My steering wheel had been vibrating a little too intensely for comfort and I knew I needed two new tires anyway, and since we had all the time in the world to kill, we decided to find a Les Schwab in Bellingham and eat lunch downtown while they hooked me up. Turns out that you can't only get 2 new tires on a 4-wheel drive vehicle, but they ended up charging me $100 less than I was expecting, plus they balanced it which fixed the vibrations and it drove so much nicer with four new tires, so it was fully worth it. I also got to relive an experience I often think about from my days of visiting friends at Western: the potato burrito. Freaking yum.

Now, gentle readers, you might expect that after 3 continuous days together, filled with what could have been high-stress situations that might accompany travel + car troubles, we would possibly be a little sick of each other, and definitely ready to get home. But we proved to be such compatible travel companions that we weren't grumpy but rather still happy to be together, plus avoiding rush hour through Seattle seemed like a good idea, so there was really only one logical choice for our next move: outlet shopping.

That's right. We went on vacation. I dealt with the stress of needing 4 new tires. And then we went shopping together. Serious, two-hour-long, multi-store shopping. And you know what? We were just as happy together at the end of those 2 hours. (Insert contented sigh here.)

All good things must come to an end, though, and after stopping off for a view of Seattle I didn't know existed, our vacation was officially over. Here's the view from West Seattle:

I have a feeling this was the first of many vacations together...


Robyn said...

i loooove the post and am so glad you two had a great time. What a great mid week vaycay!!

Erica said...

I love your life too, Archer! :)

jennielohr said...

a new beau - how exciting - looks like life is good - just as it should be!!

Amy said...

bahahahahaha you're just as gross and sappy as me and sergio :) haha i'm glad you are so happy and that you had a good time frolicking in canada :) you guys did so much in so little time, i'm jealous! un beso enorme!

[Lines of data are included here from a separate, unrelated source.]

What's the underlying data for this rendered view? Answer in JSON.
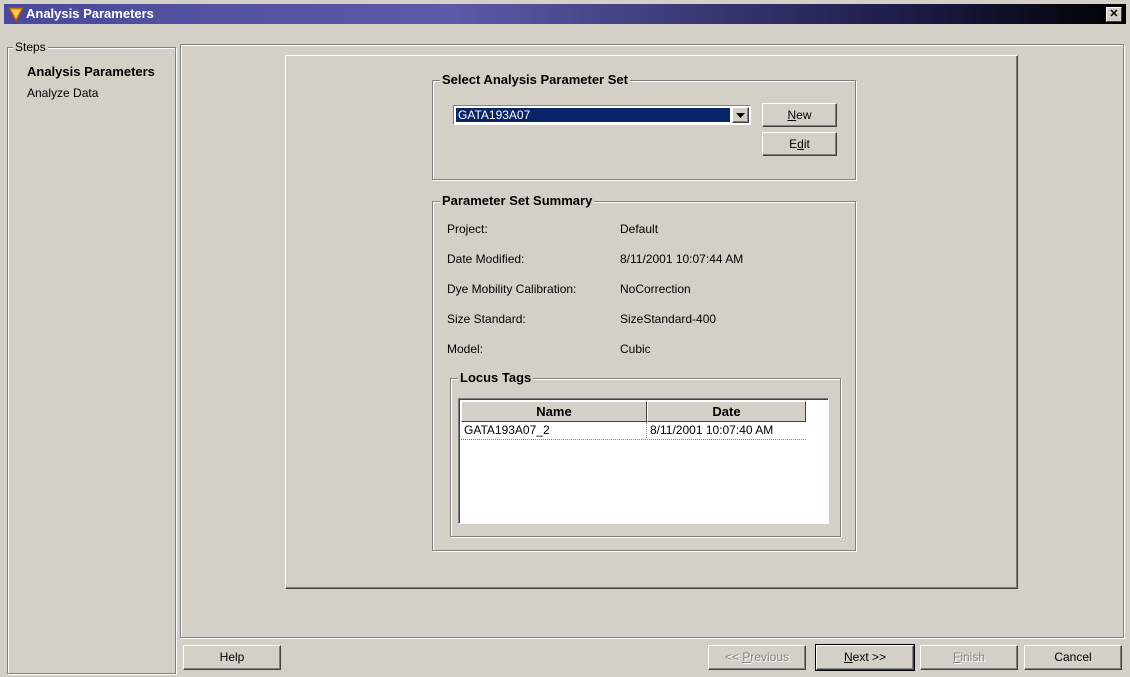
{
  "window": {
    "title": "Analysis Parameters",
    "close_glyph": "✕"
  },
  "steps": {
    "legend": "Steps",
    "items": [
      {
        "label": "Analysis Parameters",
        "current": true
      },
      {
        "label": "Analyze Data",
        "current": false
      }
    ]
  },
  "select_set": {
    "legend": "Select Analysis Parameter Set",
    "selected": "GATA193A07",
    "new_button": {
      "accel": "N",
      "rest": "ew"
    },
    "edit_button": {
      "pre": "E",
      "accel": "d",
      "rest": "it"
    }
  },
  "summary": {
    "legend": "Parameter Set Summary",
    "rows": [
      {
        "label": "Project:",
        "value": "Default"
      },
      {
        "label": "Date Modified:",
        "value": "8/11/2001 10:07:44 AM"
      },
      {
        "label": "Dye Mobility Calibration:",
        "value": "NoCorrection"
      },
      {
        "label": "Size Standard:",
        "value": "SizeStandard-400"
      },
      {
        "label": "Model:",
        "value": "Cubic"
      }
    ]
  },
  "locus_tags": {
    "legend": "Locus Tags",
    "columns": [
      "Name",
      "Date"
    ],
    "rows": [
      {
        "name": "GATA193A07_2",
        "date": "8/11/2001 10:07:40 AM"
      }
    ]
  },
  "footer": {
    "help": "Help",
    "previous": {
      "pre": "<< ",
      "accel": "P",
      "rest": "revious"
    },
    "next": {
      "accel": "N",
      "rest": "ext >>"
    },
    "finish": {
      "accel": "F",
      "rest": "inish"
    },
    "cancel": "Cancel"
  },
  "colors": {
    "titlebar_start": "#4b4a9a",
    "selection": "#0a246a"
  }
}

ElizaBeth said...

Erica - Thanks! It's not like your life is too shabby either, Ms. I spend most of my time in Paris. Amy - AM NOT!